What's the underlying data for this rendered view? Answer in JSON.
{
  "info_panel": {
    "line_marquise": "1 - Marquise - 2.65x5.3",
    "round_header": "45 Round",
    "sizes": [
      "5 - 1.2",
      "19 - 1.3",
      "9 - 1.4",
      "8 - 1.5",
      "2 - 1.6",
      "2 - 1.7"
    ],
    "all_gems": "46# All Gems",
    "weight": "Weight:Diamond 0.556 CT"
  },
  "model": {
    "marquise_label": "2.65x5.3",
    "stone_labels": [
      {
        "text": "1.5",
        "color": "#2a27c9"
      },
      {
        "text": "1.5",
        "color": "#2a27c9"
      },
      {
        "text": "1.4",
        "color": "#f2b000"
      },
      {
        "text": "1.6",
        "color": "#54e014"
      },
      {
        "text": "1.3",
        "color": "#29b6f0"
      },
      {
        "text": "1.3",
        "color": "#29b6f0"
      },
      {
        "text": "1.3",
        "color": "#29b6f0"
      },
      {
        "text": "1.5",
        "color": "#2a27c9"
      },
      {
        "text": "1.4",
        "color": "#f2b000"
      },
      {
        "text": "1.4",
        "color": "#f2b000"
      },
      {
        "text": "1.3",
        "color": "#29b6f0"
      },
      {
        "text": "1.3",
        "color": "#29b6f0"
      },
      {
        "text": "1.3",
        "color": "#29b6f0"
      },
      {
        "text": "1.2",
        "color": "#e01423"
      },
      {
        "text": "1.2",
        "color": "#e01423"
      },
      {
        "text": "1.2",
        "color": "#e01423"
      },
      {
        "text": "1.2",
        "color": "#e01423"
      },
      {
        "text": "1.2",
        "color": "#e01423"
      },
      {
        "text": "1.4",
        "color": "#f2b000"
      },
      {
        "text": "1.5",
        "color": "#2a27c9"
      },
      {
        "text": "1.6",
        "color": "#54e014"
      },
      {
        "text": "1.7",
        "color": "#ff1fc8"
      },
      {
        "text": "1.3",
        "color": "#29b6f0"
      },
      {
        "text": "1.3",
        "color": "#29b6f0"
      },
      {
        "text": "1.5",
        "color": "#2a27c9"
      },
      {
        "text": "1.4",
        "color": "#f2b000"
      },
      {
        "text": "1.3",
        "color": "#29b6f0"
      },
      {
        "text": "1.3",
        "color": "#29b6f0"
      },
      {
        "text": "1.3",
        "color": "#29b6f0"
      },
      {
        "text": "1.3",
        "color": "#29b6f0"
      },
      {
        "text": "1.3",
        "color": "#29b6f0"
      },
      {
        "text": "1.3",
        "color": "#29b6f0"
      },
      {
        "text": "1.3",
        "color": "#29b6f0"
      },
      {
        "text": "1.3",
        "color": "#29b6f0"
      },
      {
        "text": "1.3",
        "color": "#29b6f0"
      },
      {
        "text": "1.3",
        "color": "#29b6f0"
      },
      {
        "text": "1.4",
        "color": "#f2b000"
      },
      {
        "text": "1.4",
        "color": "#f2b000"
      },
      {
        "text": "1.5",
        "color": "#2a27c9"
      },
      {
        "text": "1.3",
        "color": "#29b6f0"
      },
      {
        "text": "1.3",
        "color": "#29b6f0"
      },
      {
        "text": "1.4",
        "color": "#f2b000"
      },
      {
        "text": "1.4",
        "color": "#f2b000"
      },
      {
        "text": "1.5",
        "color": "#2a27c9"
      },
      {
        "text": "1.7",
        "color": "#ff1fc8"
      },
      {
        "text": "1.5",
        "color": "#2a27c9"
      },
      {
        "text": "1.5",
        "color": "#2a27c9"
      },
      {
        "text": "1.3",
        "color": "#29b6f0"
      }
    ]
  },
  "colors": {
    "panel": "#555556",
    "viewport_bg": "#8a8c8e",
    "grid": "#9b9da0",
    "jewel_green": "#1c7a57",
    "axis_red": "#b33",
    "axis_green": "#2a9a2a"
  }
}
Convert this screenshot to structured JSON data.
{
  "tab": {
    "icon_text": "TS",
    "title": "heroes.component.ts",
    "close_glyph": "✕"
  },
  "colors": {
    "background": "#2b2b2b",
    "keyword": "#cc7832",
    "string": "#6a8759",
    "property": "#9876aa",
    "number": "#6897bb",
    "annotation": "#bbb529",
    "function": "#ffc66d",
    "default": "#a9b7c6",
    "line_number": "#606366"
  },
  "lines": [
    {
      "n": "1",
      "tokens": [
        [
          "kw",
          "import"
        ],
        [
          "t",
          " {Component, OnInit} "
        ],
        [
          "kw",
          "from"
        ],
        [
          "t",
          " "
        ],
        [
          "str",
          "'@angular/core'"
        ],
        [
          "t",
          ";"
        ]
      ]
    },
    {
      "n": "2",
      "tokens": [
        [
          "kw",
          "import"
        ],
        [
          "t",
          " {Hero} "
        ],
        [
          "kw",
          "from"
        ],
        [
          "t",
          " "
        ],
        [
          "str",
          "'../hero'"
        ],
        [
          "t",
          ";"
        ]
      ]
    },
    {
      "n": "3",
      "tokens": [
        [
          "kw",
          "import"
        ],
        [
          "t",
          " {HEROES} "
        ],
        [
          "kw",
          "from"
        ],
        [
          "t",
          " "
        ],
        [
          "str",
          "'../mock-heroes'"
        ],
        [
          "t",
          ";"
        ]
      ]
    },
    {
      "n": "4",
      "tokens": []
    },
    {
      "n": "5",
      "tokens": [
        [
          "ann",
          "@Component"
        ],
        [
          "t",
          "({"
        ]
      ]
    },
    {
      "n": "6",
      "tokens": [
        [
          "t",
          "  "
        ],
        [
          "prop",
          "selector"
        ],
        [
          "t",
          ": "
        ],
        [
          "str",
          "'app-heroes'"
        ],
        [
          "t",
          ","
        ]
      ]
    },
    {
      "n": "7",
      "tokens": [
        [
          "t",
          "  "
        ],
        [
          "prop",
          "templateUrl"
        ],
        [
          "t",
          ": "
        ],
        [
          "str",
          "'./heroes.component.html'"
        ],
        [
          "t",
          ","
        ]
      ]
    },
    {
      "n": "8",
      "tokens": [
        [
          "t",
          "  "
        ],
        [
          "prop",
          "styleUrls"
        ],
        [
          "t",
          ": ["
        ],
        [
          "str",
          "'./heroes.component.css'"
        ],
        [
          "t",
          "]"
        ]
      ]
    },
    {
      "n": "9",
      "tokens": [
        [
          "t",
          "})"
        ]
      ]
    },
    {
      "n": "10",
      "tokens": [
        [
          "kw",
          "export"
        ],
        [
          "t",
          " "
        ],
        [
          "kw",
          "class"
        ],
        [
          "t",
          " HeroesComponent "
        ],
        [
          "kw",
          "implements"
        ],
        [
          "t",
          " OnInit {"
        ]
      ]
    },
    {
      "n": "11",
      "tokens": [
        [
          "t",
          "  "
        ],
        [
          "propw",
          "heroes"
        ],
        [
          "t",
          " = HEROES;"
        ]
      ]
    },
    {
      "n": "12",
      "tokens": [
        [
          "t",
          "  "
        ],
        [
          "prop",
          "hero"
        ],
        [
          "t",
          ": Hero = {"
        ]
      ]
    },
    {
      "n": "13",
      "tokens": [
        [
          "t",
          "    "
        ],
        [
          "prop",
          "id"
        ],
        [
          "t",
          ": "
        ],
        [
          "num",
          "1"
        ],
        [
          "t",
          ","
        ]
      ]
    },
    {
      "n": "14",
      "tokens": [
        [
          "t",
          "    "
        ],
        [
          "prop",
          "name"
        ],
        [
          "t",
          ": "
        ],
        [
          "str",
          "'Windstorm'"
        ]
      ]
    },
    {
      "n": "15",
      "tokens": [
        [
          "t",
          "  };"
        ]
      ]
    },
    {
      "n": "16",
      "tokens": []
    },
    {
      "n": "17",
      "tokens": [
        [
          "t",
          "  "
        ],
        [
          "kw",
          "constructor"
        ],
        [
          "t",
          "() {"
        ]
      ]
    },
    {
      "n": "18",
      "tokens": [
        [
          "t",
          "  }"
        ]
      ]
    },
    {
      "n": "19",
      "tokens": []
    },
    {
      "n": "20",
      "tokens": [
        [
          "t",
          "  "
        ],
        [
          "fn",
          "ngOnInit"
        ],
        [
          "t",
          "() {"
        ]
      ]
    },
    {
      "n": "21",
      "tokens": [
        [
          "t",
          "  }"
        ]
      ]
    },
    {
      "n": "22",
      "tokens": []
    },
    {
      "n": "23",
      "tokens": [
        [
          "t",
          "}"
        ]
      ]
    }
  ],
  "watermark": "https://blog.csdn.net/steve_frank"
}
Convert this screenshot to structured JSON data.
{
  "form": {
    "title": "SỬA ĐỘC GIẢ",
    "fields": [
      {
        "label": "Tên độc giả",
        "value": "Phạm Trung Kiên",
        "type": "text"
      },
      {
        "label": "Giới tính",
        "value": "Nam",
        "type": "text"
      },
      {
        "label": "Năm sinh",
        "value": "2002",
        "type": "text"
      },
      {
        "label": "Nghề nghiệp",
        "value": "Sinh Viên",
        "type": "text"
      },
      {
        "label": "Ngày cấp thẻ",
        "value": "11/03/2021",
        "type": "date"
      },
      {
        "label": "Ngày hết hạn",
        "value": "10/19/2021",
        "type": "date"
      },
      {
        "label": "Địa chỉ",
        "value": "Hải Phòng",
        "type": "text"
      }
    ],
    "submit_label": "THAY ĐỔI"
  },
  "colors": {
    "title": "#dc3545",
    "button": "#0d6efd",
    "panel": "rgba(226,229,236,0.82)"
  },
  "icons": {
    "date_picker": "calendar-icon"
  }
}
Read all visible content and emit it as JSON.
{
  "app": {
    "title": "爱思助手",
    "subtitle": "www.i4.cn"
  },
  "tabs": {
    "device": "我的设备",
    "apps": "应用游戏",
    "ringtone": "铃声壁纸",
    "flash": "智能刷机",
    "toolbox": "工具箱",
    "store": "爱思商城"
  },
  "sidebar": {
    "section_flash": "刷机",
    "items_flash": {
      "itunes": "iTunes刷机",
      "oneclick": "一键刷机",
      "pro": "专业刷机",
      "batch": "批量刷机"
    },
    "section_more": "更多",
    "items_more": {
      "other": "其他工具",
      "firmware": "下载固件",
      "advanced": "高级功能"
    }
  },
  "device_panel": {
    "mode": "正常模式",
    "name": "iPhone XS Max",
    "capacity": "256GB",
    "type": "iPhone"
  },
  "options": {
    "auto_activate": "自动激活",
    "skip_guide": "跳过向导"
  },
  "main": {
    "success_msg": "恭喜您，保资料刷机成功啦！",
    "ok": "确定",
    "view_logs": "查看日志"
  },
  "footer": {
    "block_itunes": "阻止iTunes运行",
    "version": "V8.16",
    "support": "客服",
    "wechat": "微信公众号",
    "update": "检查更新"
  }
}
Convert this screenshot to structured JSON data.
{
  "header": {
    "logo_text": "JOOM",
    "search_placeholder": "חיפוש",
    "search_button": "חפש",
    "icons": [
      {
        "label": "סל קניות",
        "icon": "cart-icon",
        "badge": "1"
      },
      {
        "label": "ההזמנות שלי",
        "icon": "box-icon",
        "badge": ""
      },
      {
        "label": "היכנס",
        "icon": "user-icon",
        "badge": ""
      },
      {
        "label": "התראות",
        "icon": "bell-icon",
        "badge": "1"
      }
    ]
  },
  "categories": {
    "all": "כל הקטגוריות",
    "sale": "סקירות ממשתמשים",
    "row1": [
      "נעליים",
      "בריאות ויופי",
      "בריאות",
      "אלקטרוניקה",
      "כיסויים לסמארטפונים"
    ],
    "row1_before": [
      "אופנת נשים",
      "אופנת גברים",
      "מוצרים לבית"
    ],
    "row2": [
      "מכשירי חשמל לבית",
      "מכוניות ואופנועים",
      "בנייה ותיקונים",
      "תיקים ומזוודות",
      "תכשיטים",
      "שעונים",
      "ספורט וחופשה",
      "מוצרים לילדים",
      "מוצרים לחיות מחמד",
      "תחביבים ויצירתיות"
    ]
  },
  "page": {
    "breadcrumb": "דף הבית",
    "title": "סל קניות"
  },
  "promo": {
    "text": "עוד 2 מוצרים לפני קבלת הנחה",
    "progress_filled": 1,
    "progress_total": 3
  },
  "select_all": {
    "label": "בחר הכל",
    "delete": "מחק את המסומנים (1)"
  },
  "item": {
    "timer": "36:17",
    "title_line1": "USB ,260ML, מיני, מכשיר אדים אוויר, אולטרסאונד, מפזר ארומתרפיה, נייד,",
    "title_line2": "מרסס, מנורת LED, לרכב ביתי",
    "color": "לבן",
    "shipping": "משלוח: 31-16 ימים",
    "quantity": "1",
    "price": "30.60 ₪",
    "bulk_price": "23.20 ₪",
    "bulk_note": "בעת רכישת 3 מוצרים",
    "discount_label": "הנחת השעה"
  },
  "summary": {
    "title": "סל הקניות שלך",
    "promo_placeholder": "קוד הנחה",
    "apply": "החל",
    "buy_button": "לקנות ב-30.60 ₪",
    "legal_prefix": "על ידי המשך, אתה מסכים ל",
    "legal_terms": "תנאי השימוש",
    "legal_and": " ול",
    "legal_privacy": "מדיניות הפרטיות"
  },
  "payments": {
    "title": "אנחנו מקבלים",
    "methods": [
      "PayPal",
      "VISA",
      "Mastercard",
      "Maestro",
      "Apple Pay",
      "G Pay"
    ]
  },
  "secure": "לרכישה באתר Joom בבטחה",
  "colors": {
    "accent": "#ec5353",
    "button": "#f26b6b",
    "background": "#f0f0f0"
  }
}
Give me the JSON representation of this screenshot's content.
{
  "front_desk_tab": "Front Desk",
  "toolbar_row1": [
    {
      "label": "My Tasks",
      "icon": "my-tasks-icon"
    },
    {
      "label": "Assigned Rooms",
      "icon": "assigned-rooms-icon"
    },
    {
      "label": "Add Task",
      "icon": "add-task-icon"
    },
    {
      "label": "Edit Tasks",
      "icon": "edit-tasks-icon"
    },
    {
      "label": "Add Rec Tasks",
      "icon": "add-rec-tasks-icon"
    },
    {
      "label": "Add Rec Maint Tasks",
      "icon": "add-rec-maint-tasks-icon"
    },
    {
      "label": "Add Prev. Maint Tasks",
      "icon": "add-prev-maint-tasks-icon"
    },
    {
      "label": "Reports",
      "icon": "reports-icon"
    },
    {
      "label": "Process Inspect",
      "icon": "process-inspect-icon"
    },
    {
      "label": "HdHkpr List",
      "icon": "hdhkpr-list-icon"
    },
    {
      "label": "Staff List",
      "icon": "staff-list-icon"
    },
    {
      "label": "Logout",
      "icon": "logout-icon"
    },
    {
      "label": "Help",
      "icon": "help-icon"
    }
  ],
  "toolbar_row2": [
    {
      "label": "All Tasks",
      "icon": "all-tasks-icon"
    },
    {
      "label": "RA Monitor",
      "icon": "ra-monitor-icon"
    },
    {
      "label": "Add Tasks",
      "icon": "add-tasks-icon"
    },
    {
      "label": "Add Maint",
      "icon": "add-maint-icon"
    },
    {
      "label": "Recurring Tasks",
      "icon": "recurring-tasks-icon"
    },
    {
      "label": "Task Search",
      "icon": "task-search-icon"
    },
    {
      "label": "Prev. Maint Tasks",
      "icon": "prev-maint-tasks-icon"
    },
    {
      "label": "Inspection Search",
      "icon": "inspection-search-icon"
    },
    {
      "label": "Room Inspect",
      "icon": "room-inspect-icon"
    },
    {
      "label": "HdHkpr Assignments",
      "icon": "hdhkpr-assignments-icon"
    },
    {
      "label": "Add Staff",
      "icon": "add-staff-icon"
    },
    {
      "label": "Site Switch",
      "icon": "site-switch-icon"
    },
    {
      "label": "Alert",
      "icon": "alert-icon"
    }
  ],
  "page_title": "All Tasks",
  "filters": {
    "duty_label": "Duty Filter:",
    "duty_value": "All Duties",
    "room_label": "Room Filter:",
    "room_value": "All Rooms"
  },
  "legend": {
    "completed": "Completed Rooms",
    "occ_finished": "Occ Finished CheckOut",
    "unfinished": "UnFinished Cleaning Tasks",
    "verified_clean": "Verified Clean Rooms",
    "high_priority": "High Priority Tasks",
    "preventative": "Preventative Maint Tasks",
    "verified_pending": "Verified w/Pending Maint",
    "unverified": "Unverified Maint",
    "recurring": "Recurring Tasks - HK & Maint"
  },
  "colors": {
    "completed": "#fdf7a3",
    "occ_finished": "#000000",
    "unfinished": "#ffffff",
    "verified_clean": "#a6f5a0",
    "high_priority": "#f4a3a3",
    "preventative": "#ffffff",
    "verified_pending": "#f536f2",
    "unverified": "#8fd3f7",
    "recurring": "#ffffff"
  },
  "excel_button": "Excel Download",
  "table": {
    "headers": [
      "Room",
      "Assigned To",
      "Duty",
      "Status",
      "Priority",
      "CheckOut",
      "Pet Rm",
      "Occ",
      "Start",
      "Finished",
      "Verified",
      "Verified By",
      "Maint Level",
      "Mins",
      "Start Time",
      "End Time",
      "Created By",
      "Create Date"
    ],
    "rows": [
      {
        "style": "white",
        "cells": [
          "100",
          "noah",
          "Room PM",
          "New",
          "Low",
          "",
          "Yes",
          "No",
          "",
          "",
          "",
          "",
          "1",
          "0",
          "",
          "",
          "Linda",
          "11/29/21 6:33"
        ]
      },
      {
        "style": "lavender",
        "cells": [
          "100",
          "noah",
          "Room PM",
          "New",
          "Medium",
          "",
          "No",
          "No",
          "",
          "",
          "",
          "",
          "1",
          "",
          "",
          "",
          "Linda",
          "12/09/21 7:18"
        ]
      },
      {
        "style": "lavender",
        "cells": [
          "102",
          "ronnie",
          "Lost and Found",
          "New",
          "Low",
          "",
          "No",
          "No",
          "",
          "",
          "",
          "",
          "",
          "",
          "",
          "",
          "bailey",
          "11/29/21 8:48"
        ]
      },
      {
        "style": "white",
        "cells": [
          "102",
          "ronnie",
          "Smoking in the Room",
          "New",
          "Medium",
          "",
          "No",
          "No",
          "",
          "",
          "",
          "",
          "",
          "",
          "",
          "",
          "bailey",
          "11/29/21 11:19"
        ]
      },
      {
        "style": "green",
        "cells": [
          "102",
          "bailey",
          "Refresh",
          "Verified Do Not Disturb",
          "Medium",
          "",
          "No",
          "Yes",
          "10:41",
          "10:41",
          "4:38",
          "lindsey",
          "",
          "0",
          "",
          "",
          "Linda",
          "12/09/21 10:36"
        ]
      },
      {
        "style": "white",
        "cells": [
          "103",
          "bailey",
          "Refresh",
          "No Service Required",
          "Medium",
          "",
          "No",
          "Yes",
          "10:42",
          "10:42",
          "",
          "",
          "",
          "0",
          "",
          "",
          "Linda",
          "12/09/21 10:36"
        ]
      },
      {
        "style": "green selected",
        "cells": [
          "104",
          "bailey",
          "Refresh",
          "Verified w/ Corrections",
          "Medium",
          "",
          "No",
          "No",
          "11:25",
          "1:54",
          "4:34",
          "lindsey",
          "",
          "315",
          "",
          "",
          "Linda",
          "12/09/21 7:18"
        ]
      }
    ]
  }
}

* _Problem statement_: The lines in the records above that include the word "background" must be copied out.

* _Reply_:
    "background": "#2b2b2b",
    "background": "#f0f0f0"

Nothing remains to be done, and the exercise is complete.